We don’t have to subject ourselves to a beat down or continue to enable a toxic relationship that we can fulfill elsewhere. Within our Christian culture we have clouded this issue with obligation and servitude in dealing with these kinds of damaging connections. But Jesus is very clear on the issue of encountering and enduring toxic, narcissistic, and spiteful people.
Without hesitation Jesus tells His disciples to shake the dust from their feet in these situations. Jesus gives us permission to stop walking barefoot on broken shards of glass to save toxic relationships.
But what of the difficult people in our life that are non-optional?
The ones that involve those we don’t have any choice, but to endure them in some sort of capacity. In many cases we may even love them. These difficult people are our parents, children, in-laws, and could even be a spouse. Widen the circle a bit and we have our bosses, co-workers, and neighbors.
We can’t always sift through and hand select these relationships or easily end them without major fall-out. So what do we do? How do we bear these difficult, stressful, and even unsafe relationships that persist? How do we love these difficult people well?
Grace. The real, unyielding, and everlasting kind. The Grace that is Jesus. The Grace that is tender toward brokenness, but stalwart to self-centered and damaging superiority. Unrelenting Grace often surprises, diffuses and softens even the most hardened and thorny personality.
It’s said that hurt people, hurt people. This doesn’t excuse the toxic drama that often takes place, but being open in grace and compassion toward childhood offenses that cause malevolence later in life often gives the difficult person pause. Most people just want to be heard, understood, and given opportunity to express their feelings.
Empathy; the most powerful tool to dethorning a difficult person. It also gives us clues to learning what may provoke surly behavior as well as hints in how to love this person in their broken and brittle places. The consistency of compassion, empathy, and grace is not only for the individual, but for us too in continuing down the path of love even in irritating circumstances with problematic and toxic people.
I have a consistently laborious relationship, which was once close, but as the years go by and loving actions disintegrate, I find difficult to bear. The effects of this necessary relationship’s interactions have scourged my soul.
Sometimes it’s the cutting words that are said in an air of superiority or hurtful actions made in disgust against choices disagreed with, but most often it’s the premeditated silence that speaks louder than any accusation or disagreement.

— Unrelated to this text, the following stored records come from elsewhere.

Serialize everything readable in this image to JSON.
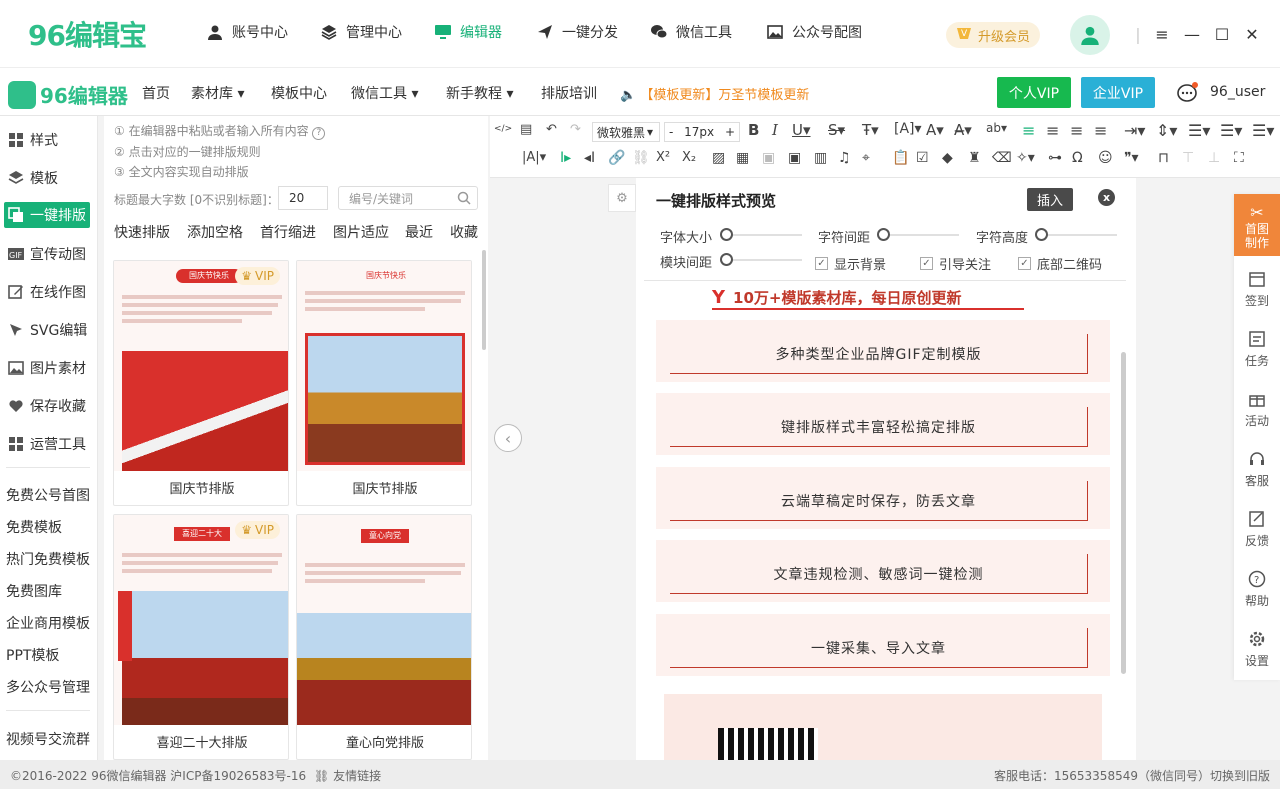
{
  "app": {
    "logo_num": "96",
    "logo_text": "编辑宝",
    "vip_upgrade": "升级会员"
  },
  "topnav": [
    {
      "label": "账号中心",
      "icon": "user-icon"
    },
    {
      "label": "管理中心",
      "icon": "layers-icon"
    },
    {
      "label": "编辑器",
      "icon": "monitor-icon"
    },
    {
      "label": "一键分发",
      "icon": "send-icon"
    },
    {
      "label": "微信工具",
      "icon": "wechat-icon"
    },
    {
      "label": "公众号配图",
      "icon": "image-icon"
    }
  ],
  "bar2": {
    "logo_text": "96编辑器",
    "nav": [
      "首页",
      "素材库 ▾",
      "模板中心",
      "微信工具 ▾",
      "新手教程 ▾",
      "排版培训"
    ],
    "notice": "【模板更新】万圣节模板更新",
    "btn_vip": "个人VIP",
    "btn_enterprise": "企业VIP",
    "username": "96_user"
  },
  "sidebar": {
    "items": [
      "样式",
      "模板",
      "一键排版",
      "宣传动图",
      "在线作图",
      "SVG编辑",
      "图片素材",
      "保存收藏",
      "运营工具"
    ],
    "links": [
      "免费公号首图",
      "免费模板",
      "热门免费模板",
      "免费图库",
      "企业商用模板",
      "PPT模板",
      "多公众号管理"
    ],
    "bottom": "视频号交流群"
  },
  "panel": {
    "tips": [
      "① 在编辑器中粘贴或者输入所有内容",
      "② 点击对应的一键排版规则",
      "③ 全文内容实现自动排版"
    ],
    "max_label": "标题最大字数 [0不识别标题]：",
    "max_value": "20",
    "keyword_placeholder": "编号/关键词",
    "tabs": [
      "快速排版",
      "添加空格",
      "首行缩进",
      "图片适应",
      "最近",
      "收藏"
    ],
    "cards": [
      {
        "label": "国庆节排版",
        "vip": true,
        "tag": "国庆节快乐"
      },
      {
        "label": "国庆节排版",
        "vip": false,
        "tag": "国庆节快乐"
      },
      {
        "label": "喜迎二十大排版",
        "vip": true,
        "tag": "喜迎二十大"
      },
      {
        "label": "童心向党排版",
        "vip": false,
        "tag": "童心向党"
      }
    ],
    "vip_label": "VIP"
  },
  "toolbar": {
    "font": "微软雅黑",
    "size": "17px"
  },
  "preview": {
    "title": "一键排版样式预览",
    "insert": "插入",
    "close": "x",
    "sliders": [
      "字体大小",
      "字符间距",
      "字符高度",
      "模块间距"
    ],
    "checks": [
      "显示背景",
      "引导关注",
      "底部二维码"
    ],
    "headline": "10万+模版素材库，每日原创更新",
    "features": [
      "多种类型企业品牌GIF定制模版",
      "键排版样式丰富轻松搞定排版",
      "云端草稿定时保存，防丢文章",
      "文章违规检测、敏感词一键检测",
      "一键采集、导入文章"
    ]
  },
  "rpanel": {
    "items": [
      "首图制作",
      "签到",
      "任务",
      "活动",
      "客服",
      "反馈",
      "帮助",
      "设置"
    ]
  },
  "footer": {
    "copyright": "©2016-2022 96微信编辑器 沪ICP备19026583号-16",
    "link": "友情链接",
    "phone": "客服电话：15653358549（微信同号）",
    "old": "切换到旧版"
  },
  "colors": {
    "accent": "#17b178",
    "orange": "#f0863a",
    "red": "#c0392b"
  }
}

I have to attempt to intentionally include and reach out in this relationship with the expectation that my hand may be either bitten or slapped away.
I prepare my heart in prayer before every interaction in order to protect myself and allow grace to flow despite the fight reaction my mind signals. Grace protects me and also has diffused highly sensitive exchanges in this relationship. Although the rapport has not improved, grace and continuous intentional forgiveness has yielded comfort to my heart even during the hard times.

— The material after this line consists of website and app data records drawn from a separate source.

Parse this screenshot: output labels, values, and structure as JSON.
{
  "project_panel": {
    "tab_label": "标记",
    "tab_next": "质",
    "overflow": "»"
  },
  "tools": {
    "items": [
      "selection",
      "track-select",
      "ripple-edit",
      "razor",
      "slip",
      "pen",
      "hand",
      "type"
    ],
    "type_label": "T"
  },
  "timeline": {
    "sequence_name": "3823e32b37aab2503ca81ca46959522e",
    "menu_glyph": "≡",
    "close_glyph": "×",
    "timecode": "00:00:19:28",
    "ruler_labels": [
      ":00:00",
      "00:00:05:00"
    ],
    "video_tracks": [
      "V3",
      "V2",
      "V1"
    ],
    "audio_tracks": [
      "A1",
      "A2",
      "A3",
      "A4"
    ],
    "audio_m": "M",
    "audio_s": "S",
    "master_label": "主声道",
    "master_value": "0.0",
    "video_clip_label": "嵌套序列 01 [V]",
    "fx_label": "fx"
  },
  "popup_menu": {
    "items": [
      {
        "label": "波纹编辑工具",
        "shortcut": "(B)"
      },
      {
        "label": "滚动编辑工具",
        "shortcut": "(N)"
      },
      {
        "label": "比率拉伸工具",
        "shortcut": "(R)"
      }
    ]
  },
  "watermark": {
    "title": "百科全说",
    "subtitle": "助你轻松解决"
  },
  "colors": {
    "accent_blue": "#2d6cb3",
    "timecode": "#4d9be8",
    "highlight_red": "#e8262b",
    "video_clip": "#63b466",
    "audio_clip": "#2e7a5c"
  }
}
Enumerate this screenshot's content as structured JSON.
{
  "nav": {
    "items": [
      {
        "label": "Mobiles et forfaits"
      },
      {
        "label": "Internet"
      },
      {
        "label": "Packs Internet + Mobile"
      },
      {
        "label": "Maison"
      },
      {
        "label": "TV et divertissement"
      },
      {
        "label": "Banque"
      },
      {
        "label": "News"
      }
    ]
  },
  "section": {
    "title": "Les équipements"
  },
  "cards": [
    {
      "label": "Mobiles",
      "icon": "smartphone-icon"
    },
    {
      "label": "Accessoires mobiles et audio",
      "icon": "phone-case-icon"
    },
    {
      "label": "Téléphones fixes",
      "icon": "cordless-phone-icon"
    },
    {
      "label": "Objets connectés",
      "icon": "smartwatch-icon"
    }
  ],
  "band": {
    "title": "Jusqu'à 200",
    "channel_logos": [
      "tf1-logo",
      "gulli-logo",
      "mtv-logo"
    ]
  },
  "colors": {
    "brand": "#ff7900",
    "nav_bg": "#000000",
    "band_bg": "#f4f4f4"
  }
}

Boundaries help keep our own broken places uncompromised of septic venom in toxic relationships. Oftentimes difficult people will attempt to selfishly tend to their own wounds by raking open other’s with manipulation, blame, and aggression.
Boundaries are not about making other people comfortable. Boundaries are not about keeping other people safe. Boundaries are not about enabling another person’s misbehavior. Boundaries are about YOU….and that is ok.
Oftentimes in the Christian culture we put so much emphasis on being OTHERS CENTERED that we drain ourselves to the point of unhealthiness and we, ourselves, become toxic and need help. Boundaries allow us to maintain relationship with difficult people, but allow us safety during interactions.
Sometimes the narcissistic person is so self absorbed that may not even realize they are encroaching the limit of your boundaries. Most often though, truly toxic people are looking to push those limits with the intention to drive you to run off the rails for their own enjoyment.
By creating boundaries you create a safe environment for interaction with the toxic person. These boundaries should make it so that consequences of impropriety and thoughtlessness affect the provoker rather than the provoked. Adhering to this model does not inhibit our relationship with God, but rather allows us to grow in spiritual maturity.
I struggle with boundaries in one particular difficult relationship. I have been fooled by this relationship several times that it is getting better, but over and over again I become disappointed and wounded when I allow boundaries to be crossed. This particular person will always be there and the choice to walk away is not truly an option.
The boundaries I have put up in this relationship keep my heart safe from lies and accusations…but in the end how I allow others treat me is how I will be treated. This is true for EVERY relationship…even our most precious.
In the end we always do have the option to walk from certain toxic relationships. If this is your choice do it with grace…no matter what has been done to you. When you walk away maintain your poise and respectability so after the emotion dump you are validated in your actions and have no regrets. You will never regret leaving in grace and gentleness, especially if that relationship one day becomes safe to reform in the future.